_Exercise instructions_
Without the pictures, set down every record below exactly as it reads.

□ □ □

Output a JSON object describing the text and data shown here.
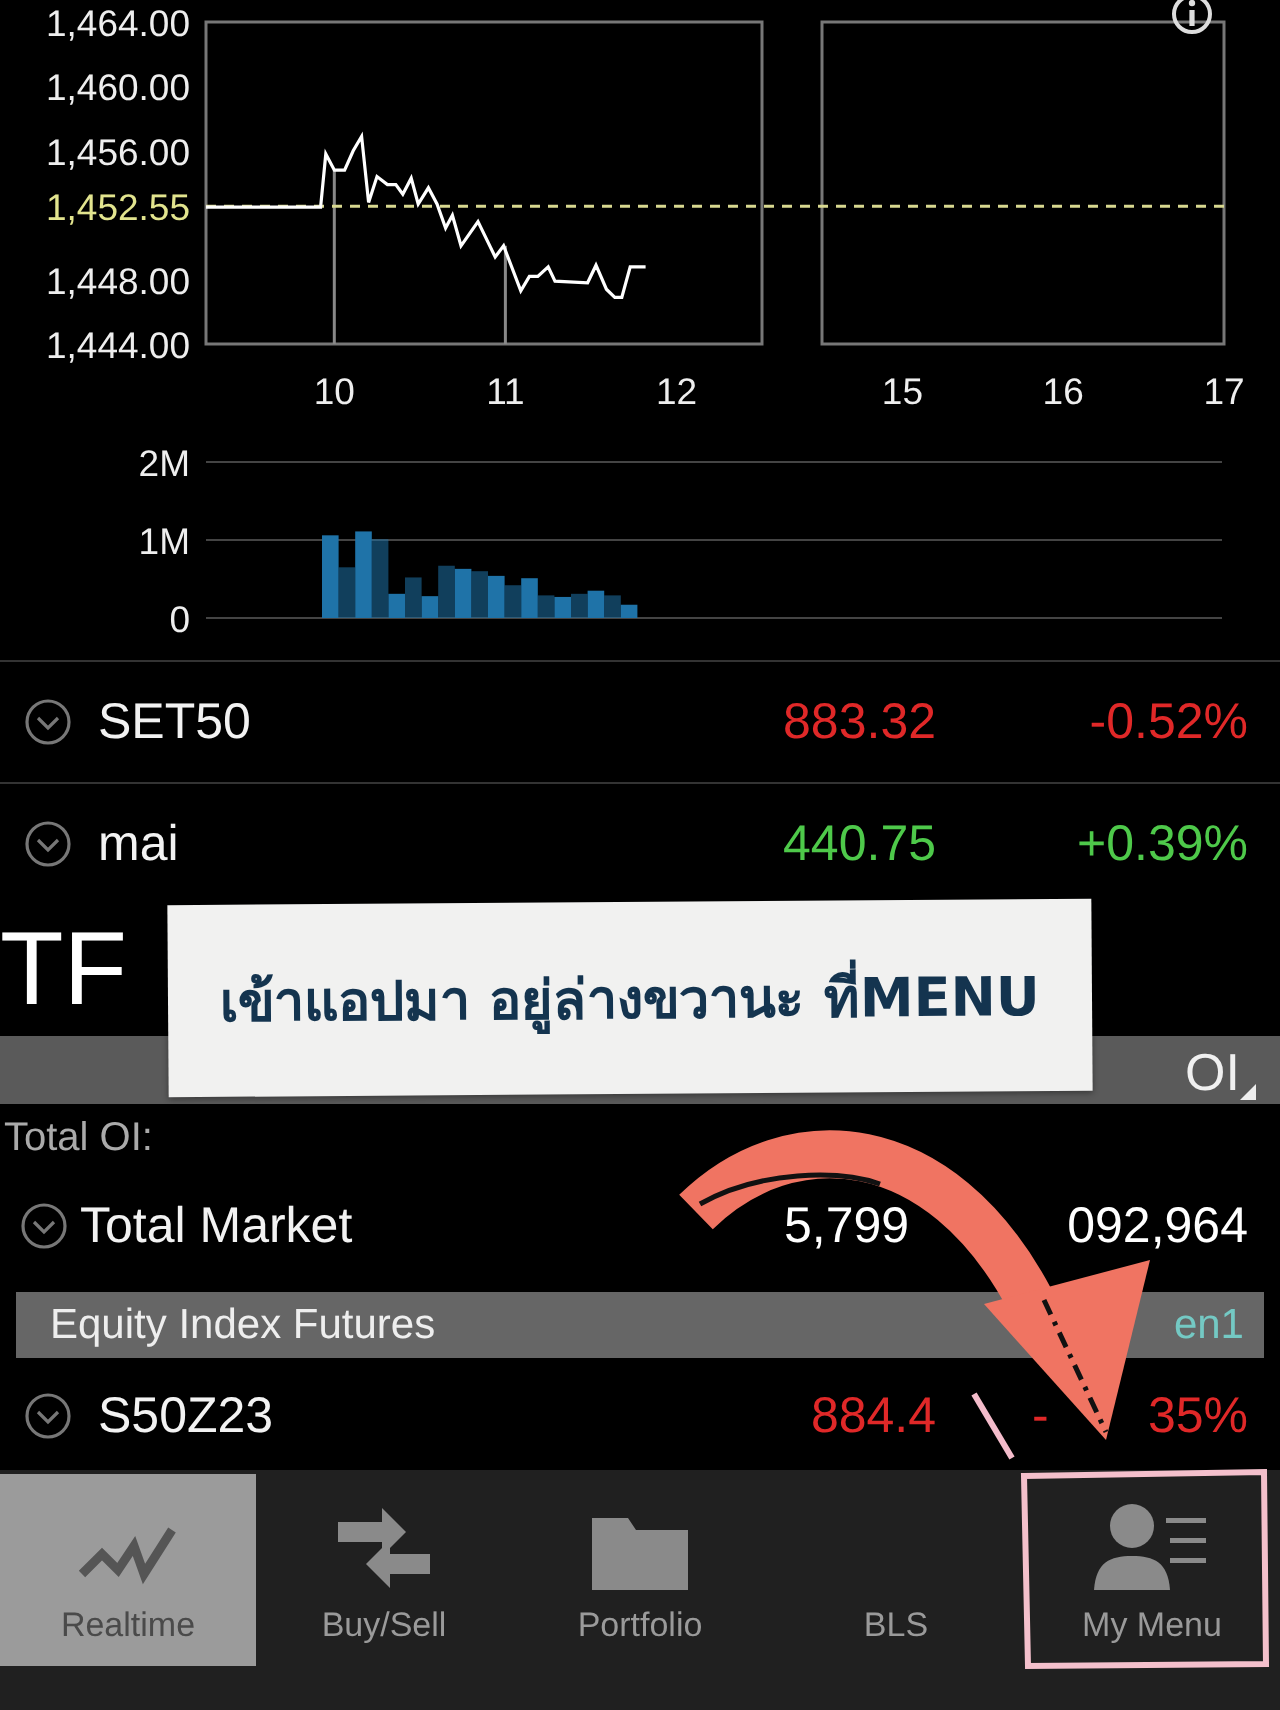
{
  "price_chart": {
    "chart_data": {
      "type": "line",
      "x": [
        9.25,
        9.92,
        9.95,
        10,
        10.06,
        10.11,
        10.16,
        10.2,
        10.25,
        10.31,
        10.36,
        10.4,
        10.45,
        10.49,
        10.55,
        10.6,
        10.65,
        10.69,
        10.74,
        10.84,
        10.94,
        10.99,
        11.09,
        11.14,
        11.19,
        11.25,
        11.29,
        11.48,
        11.53,
        11.59,
        11.64,
        11.68,
        11.73,
        11.82
      ],
      "series": [
        {
          "color": "#ffffff",
          "values": [
            1452.5,
            1452.5,
            1455.8,
            1454.8,
            1454.8,
            1456,
            1456.9,
            1452.8,
            1454.4,
            1453.9,
            1453.9,
            1453.3,
            1454.3,
            1452.7,
            1453.7,
            1452.7,
            1451.2,
            1452,
            1450.1,
            1451.6,
            1449.4,
            1450.1,
            1447.3,
            1448.2,
            1448.2,
            1448.8,
            1447.9,
            1447.8,
            1448.9,
            1447.4,
            1446.9,
            1446.9,
            1448.8,
            1448.8
          ]
        }
      ],
      "xlim": [
        9.25,
        12.5
      ],
      "ylim": [
        1444,
        1464
      ],
      "yticks": [
        {
          "value": 1444,
          "label": "1,444.00"
        },
        {
          "value": 1448,
          "label": "1,448.00"
        },
        {
          "value": 1452.55,
          "label": "1,452.55"
        },
        {
          "value": 1456,
          "label": "1,456.00"
        },
        {
          "value": 1460,
          "label": "1,460.00"
        },
        {
          "value": 1464,
          "label": "1,464.00"
        }
      ],
      "xticks": [
        10,
        11,
        12
      ],
      "ref_lines": [
        {
          "axis": "y",
          "value": 1452.55
        },
        {
          "axis": "x",
          "value": 10
        },
        {
          "axis": "x",
          "value": 11
        }
      ]
    }
  },
  "afternoon_chart": {
    "chart_data": {
      "type": "line",
      "xlim": [
        14.5,
        17
      ],
      "ylim": [
        1444,
        1464
      ],
      "xticks": [
        15,
        16,
        17
      ],
      "ref_lines": [
        {
          "axis": "y",
          "value": 1452.55
        }
      ]
    }
  },
  "volume_chart": {
    "chart_data": {
      "type": "bar",
      "series": [
        {
          "color": "#1f73a8",
          "values": [
            1.06,
            0.65,
            1.11,
            1.01,
            0.31,
            0.52,
            0.28,
            0.67,
            0.63,
            0.6,
            0.54,
            0.42,
            0.51,
            0.29,
            0.27,
            0.31,
            0.35,
            0.29,
            0.17
          ]
        }
      ],
      "ylim": [
        0,
        2
      ],
      "yticks": [
        {
          "value": 0,
          "label": "0"
        },
        {
          "value": 1,
          "label": "1M"
        },
        {
          "value": 2,
          "label": "2M"
        }
      ]
    }
  },
  "indices": [
    {
      "name": "SET50",
      "value": "883.32",
      "change": "-0.52%",
      "color": "#e02828"
    },
    {
      "name": "mai",
      "value": "440.75",
      "change": "+0.39%",
      "color": "#4ec94a"
    }
  ],
  "section_title": "TF",
  "oi_header": "OI",
  "total_oi_label": "Total OI:",
  "total_market": {
    "name": "Total Market",
    "value_parts": [
      "5,799",
      "092,964"
    ]
  },
  "group_header": {
    "title": "Equity Index Futures",
    "tag": "en1"
  },
  "futures": [
    {
      "name": "S50Z23",
      "value": "884.4",
      "change_parts": [
        "-",
        "35%"
      ],
      "color": "#e02828"
    }
  ],
  "tabs": [
    {
      "label": "Realtime",
      "selected": true
    },
    {
      "label": "Buy/Sell",
      "selected": false
    },
    {
      "label": "Portfolio",
      "selected": false
    },
    {
      "label": "BLS",
      "selected": false
    },
    {
      "label": "My Menu",
      "selected": false
    }
  ],
  "note": {
    "text": "เข้าแอปมา อยู่ล่างขวานะ ที่MENU"
  }
}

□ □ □

_Expected answer_
Output a JSON object describing the text and data shown here.
{
  "price_chart": {
    "chart_data": {
      "type": "line",
      "x": [
        9.25,
        9.92,
        9.95,
        10,
        10.06,
        10.11,
        10.16,
        10.2,
        10.25,
        10.31,
        10.36,
        10.4,
        10.45,
        10.49,
        10.55,
        10.6,
        10.65,
        10.69,
        10.74,
        10.84,
        10.94,
        10.99,
        11.09,
        11.14,
        11.19,
        11.25,
        11.29,
        11.48,
        11.53,
        11.59,
        11.64,
        11.68,
        11.73,
        11.82
      ],
      "series": [
        {
          "color": "#ffffff",
          "values": [
            1452.5,
            1452.5,
            1455.8,
            1454.8,
            1454.8,
            1456,
            1456.9,
            1452.8,
            1454.4,
            1453.9,
            1453.9,
            1453.3,
            1454.3,
            1452.7,
            1453.7,
            1452.7,
            1451.2,
            1452,
            1450.1,
            1451.6,
            1449.4,
            1450.1,
            1447.3,
            1448.2,
            1448.2,
            1448.8,
            1447.9,
            1447.8,
            1448.9,
            1447.4,
            1446.9,
            1446.9,
            1448.8,
            1448.8
          ]
        }
      ],
      "xlim": [
        9.25,
        12.5
      ],
      "ylim": [
        1444,
        1464
      ],
      "yticks": [
        {
          "value": 1444,
          "label": "1,444.00"
        },
        {
          "value": 1448,
          "label": "1,448.00"
        },
        {
          "value": 1452.55,
          "label": "1,452.55"
        },
        {
          "value": 1456,
          "label": "1,456.00"
        },
        {
          "value": 1460,
          "label": "1,460.00"
        },
        {
          "value": 1464,
          "label": "1,464.00"
        }
      ],
      "xticks": [
        10,
        11,
        12
      ],
      "ref_lines": [
        {
          "axis": "y",
          "value": 1452.55
        },
        {
          "axis": "x",
          "value": 10
        },
        {
          "axis": "x",
          "value": 11
        }
      ]
    }
  },
  "afternoon_chart": {
    "chart_data": {
      "type": "line",
      "xlim": [
        14.5,
        17
      ],
      "ylim": [
        1444,
        1464
      ],
      "xticks": [
        15,
        16,
        17
      ],
      "ref_lines": [
        {
          "axis": "y",
          "value": 1452.55
        }
      ]
    }
  },
  "volume_chart": {
    "chart_data": {
      "type": "bar",
      "series": [
        {
          "color": "#1f73a8",
          "values": [
            1.06,
            0.65,
            1.11,
            1.01,
            0.31,
            0.52,
            0.28,
            0.67,
            0.63,
            0.6,
            0.54,
            0.42,
            0.51,
            0.29,
            0.27,
            0.31,
            0.35,
            0.29,
            0.17
          ]
        }
      ],
      "ylim": [
        0,
        2
      ],
      "yticks": [
        {
          "value": 0,
          "label": "0"
        },
        {
          "value": 1,
          "label": "1M"
        },
        {
          "value": 2,
          "label": "2M"
        }
      ]
    }
  },
  "indices": [
    {
      "name": "SET50",
      "value": "883.32",
      "change": "-0.52%",
      "color": "#e02828"
    },
    {
      "name": "mai",
      "value": "440.75",
      "change": "+0.39%",
      "color": "#4ec94a"
    }
  ],
  "section_title": "TF",
  "oi_header": "OI",
  "total_oi_label": "Total OI:",
  "total_market": {
    "name": "Total Market",
    "value_parts": [
      "5,799",
      "092,964"
    ]
  },
  "group_header": {
    "title": "Equity Index Futures",
    "tag": "en1"
  },
  "futures": [
    {
      "name": "S50Z23",
      "value": "884.4",
      "change_parts": [
        "-",
        "35%"
      ],
      "color": "#e02828"
    }
  ],
  "tabs": [
    {
      "label": "Realtime",
      "selected": true
    },
    {
      "label": "Buy/Sell",
      "selected": false
    },
    {
      "label": "Portfolio",
      "selected": false
    },
    {
      "label": "BLS",
      "selected": false
    },
    {
      "label": "My Menu",
      "selected": false
    }
  ],
  "note": {
    "text": "เข้าแอปมา อยู่ล่างขวานะ ที่MENU"
  }
}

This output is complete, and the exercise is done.